From SABR member Jason Turbow at The National Pastime Museum on July 31, 2017:
In 1889, the National League, entering its 14th year of existence and looking for a better return on its owners’ investments, enacted a salary structure that capped player salaries at $2,500 per season. Even though such a move had been talked about for some six years, the extreme reaction owners received surprised them.
Players’ initial response was to call a strike, but in an era with scant job security and a workforce that was not qualified to do much else, the idea gained little traction. At that point, John Montgomery Ward, star shortstop for the New York Giants, came up with an alternative. Rather than sitting idly while refusing to play for the big boys, he’d give players a way to stay employed while actively spurning the existing power structure.
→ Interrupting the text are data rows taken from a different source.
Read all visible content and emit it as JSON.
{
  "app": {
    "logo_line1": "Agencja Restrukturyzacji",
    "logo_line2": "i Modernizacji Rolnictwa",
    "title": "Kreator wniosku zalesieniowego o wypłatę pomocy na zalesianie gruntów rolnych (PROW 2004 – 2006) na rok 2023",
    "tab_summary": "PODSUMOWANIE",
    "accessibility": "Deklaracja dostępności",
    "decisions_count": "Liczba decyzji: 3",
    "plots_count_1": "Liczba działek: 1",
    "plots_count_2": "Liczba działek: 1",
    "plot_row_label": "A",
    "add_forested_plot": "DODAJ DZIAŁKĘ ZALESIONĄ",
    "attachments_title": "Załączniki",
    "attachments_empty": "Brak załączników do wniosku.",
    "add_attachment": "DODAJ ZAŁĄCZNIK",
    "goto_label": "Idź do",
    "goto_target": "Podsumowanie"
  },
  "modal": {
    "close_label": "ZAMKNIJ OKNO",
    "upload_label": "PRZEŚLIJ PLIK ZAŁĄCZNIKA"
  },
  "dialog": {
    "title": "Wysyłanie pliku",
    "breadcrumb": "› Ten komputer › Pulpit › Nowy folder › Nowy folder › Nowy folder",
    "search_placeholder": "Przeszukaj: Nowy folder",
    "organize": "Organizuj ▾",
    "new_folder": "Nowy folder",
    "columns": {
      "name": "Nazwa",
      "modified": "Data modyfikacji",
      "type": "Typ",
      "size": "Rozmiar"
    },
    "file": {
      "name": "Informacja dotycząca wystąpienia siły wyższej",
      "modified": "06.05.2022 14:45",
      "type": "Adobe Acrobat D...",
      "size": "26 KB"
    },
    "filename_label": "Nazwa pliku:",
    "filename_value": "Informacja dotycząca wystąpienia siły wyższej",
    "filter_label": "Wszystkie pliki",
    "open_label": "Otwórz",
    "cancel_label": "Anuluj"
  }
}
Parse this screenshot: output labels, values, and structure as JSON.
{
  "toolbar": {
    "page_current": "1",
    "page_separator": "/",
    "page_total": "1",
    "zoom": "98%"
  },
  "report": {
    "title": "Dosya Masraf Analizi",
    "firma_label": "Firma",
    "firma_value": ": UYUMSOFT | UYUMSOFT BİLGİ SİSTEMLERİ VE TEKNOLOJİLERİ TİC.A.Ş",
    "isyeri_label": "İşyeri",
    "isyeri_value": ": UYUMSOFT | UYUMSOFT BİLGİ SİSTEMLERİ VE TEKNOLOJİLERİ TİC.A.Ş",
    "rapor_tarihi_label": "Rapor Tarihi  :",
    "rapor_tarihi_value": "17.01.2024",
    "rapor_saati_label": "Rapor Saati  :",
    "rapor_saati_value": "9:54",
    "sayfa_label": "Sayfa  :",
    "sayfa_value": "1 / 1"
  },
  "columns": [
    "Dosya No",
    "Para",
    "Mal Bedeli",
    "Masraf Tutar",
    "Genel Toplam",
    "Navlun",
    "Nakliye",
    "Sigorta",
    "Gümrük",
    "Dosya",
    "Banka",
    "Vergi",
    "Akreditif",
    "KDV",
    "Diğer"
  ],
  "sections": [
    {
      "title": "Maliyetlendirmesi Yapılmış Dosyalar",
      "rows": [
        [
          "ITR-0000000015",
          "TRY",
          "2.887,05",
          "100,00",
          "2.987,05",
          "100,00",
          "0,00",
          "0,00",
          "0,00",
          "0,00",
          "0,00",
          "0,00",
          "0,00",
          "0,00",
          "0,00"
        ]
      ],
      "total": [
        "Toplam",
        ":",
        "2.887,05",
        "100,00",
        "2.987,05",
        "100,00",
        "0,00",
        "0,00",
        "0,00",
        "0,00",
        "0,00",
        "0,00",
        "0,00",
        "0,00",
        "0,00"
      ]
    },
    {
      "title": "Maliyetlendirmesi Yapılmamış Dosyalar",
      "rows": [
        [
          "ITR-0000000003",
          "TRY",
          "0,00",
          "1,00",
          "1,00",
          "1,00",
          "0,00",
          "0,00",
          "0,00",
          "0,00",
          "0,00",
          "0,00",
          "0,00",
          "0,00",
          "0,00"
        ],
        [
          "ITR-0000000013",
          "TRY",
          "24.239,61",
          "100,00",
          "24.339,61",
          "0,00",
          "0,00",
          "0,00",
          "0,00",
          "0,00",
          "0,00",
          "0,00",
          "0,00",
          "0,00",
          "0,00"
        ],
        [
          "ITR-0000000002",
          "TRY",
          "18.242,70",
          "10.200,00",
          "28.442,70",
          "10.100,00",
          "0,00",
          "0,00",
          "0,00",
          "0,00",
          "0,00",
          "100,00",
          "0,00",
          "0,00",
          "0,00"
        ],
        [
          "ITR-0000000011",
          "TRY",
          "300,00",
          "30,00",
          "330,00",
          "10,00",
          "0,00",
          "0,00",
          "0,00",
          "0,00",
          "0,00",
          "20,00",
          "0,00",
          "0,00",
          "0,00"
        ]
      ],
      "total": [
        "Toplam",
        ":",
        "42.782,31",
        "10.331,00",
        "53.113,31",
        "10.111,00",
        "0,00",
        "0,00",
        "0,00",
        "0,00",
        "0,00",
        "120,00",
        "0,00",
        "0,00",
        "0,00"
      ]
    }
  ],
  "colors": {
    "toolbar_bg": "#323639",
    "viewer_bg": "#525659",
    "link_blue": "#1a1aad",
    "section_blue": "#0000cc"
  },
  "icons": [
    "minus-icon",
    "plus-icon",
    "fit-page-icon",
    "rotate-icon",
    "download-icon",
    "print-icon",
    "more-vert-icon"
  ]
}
He did this by forming an altogether new league.
Ward had long been involved with a group of players called the Brotherhood, which first organized in 1885 to improve relations with management and assist players through difficult financial straits. Because most National League players belonged, the organization provided an obvious base for Ward’s call to arms.
Originally published: August 3, 2017. Last Updated: August 3, 2017.